Monday, July 21, 2008


1. What do you mean by, “…painting with a dry medium” and how does it work?

My method of blending is actually that, dry blending/burnishing. In order to be successful with this method of blending it's important to get enough colored pencil pigment on the paper or it will not work. In other words, the paper has to be fairly saturated. The brush can only pick up a little bit of color so it’s basically just smearing it around.

2. What kind of colored pencils do you use?

I only use Prismacolor. The primary reason is because they have more wax in them than most of the other brands. The wax-based pigment tends to adhere to the paper better. Most other brands are oil based so the pigment is harder. I’ve also noticed that the oil based pigments do not adhere as well when applied to the sandpaper. For me, that creates another problem because I blend the pigment with a brush. The wax-based pigment will blend whereas the other pigments appear to sweep off the paper.

3. What kind of sandpaper do you use?

I use UArt sandpaper in the 800 grit. Uart is a new fine art sandpaper that replaces Ersta. Unlike Ersta, it is produced on a neutral pH backing. The papers are available in four grits ranging from P400 (coarse) - P800 (very fine). It is available in sheets in a variety of sizes, and rolls in all surfaces! To learn more check out their new

4. Where can I get the UArt sandpaper?

I generally get it through
Dakota Art but if you click here or on the Store Locator link that is on the UArt webpage you'll find a list of carriers.

5. Does it come in different colors?

It only comes in one color. It’s close to cream.

6. What kind of brush do you use?

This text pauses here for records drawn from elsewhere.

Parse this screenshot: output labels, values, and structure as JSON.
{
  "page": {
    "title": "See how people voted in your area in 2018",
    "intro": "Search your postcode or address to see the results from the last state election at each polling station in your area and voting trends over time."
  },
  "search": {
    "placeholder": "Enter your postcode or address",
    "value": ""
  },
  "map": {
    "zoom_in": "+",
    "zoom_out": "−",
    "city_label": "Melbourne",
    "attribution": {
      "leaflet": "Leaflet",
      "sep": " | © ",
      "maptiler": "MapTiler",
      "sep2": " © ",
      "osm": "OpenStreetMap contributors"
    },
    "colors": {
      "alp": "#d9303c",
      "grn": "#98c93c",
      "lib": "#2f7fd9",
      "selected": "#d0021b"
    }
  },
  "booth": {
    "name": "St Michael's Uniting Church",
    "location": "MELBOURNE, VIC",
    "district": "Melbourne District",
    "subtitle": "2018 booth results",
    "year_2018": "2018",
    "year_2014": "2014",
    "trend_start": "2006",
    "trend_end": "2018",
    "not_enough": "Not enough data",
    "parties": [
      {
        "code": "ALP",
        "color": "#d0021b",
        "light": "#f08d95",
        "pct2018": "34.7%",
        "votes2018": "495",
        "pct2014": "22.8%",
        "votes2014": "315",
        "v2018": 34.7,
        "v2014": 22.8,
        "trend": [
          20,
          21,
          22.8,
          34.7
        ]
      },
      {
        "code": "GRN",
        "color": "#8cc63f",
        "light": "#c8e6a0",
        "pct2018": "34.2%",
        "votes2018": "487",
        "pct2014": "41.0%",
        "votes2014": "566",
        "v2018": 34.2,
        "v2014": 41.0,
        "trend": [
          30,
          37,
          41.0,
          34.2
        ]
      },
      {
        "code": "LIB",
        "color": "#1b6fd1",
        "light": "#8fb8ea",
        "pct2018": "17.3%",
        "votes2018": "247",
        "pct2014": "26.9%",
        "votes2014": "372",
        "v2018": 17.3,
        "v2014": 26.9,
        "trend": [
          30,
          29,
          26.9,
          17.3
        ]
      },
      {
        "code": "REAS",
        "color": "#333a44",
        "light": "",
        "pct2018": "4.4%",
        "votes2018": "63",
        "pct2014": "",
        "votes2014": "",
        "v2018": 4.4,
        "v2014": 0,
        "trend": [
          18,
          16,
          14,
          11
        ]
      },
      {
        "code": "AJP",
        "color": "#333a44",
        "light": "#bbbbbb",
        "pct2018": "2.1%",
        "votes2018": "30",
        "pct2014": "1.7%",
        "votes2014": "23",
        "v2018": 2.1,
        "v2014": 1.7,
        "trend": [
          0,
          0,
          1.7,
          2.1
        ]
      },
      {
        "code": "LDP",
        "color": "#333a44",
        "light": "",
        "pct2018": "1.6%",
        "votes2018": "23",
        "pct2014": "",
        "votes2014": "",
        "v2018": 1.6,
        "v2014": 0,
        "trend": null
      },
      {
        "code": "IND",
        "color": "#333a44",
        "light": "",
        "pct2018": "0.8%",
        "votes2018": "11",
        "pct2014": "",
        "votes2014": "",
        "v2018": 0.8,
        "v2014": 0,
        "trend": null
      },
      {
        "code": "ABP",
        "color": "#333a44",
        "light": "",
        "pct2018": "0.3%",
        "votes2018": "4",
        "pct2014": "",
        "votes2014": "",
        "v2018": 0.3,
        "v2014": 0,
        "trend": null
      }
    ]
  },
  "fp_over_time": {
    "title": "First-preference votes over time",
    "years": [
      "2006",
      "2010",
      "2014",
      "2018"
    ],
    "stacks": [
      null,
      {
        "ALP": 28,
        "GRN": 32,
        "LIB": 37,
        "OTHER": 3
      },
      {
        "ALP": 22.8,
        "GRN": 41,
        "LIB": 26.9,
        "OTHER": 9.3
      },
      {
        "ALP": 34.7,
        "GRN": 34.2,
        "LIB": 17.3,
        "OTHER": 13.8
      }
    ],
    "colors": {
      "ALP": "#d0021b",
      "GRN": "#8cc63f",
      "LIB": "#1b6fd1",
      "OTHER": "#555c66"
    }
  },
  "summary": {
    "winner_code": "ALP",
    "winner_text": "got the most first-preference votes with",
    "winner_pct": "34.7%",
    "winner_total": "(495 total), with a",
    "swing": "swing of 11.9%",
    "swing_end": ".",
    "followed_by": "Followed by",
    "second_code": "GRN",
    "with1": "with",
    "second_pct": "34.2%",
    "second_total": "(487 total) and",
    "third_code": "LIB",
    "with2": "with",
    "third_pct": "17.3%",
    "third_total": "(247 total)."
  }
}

I use a Loew Cornell # 2015. They come is sizes 2 and 4. Unfortunately they need to be trimmed. You will need to trim the size 2 to about 1/4 of an inch and the size 4 to about 1/2 inch. For best results trim them when the sizing is in them, otherwise they will be difficult to cut. If the bristles are too long and you try to blend, the brush will just lay down and you won’t be able to move any pigment. If they are too short the brush will remove the pigment so be careful.

7. Will any other brush work?

Yes. I'm sure there are quite a few brushes that will work however it takes time and money to find them. Since these brushes are cheap and I ruin them on the sandpaper, for my purposes they are the best. I have tried other brushes though but I keep coming back to these.

8. Where can I buy these brushes and how much do they cost?

The best way to get them is through Asel Art in Plano, TX. They will do mail order. Keep in mind that you will need several. If you tell them you want Linda's brushes they should know what you mean. If there’s any question just tell them that you want the Loew Cornell # 2015 and that they are kept with the colored pencils. They cost about $2.50 each.

Asel Art
1915 N.Central Exwy #450
Plano Tx 75075
Store Hours
Mon-Fri 8:30am-6pm
Sat 9am-5pm
Sun 1pm-5pm

9. One last thing, what do I do when my brush gets dirty?

When it gets dirty just wash it with soap and water and let it dry.

If there is anything you'd like to know that you think should be added to my list of questions and answers please let me know.

Wednesday, July 9, 2008

Here's some exciting news....

I've been invited to demo at Southwest Gallery's 2008 Summer Art Festival. Events include gallery artists painting and sculpting on-site, as well as jewelry, a painting trunk-show, live music, food and fun! (I'll be working in colored pencil)

The other artists who will be participating are: Tony Bass, Lynwood Bennett, Gene Brown, Fran Di Giacomo, Manuel Garza, Jonathan Hardesty, R. W. Hedge, Robert Hogan, George Kovach, Kyle Polzin, Tony Saladino, Paul Walden, Kay Walton, and Mark Whitmarsh.

If you live in the DFW area or somewhere nearby come visit. I'll be there Saturday & Sunday August 23-24, 2008 - from 1-5 pm

Southwest Gallery - 4500 SIGMA at Welch - Dallas, Texas 75244 - 972.960.8935- 800.272.9910

Monday, July 7, 2008

The Idaho Falls Group...

I must confess, this is one of the most fun groups I've ever been privileged to teach. They worked hard and played just as hard. At the end of the workshop when we were getting ready to take this photo I suddenly remembered I'd forgotten to announce that they could take a break any time they wanted...I knew it was a irrelevant statement since they were on break much of the time but as you can see, it made them smile.

Thank you soooo much Idaho Falls. I had a wonderful time....

Day one...

What do you mean it needs more pigment?

Hard work and a great deal of patience...

By day two it begins to make sense....

You were right, the greens are harder...

At the end of the day...

Day One: The red peppers

Day Two: The red & green peppers..what do you think? Aren't they lovely?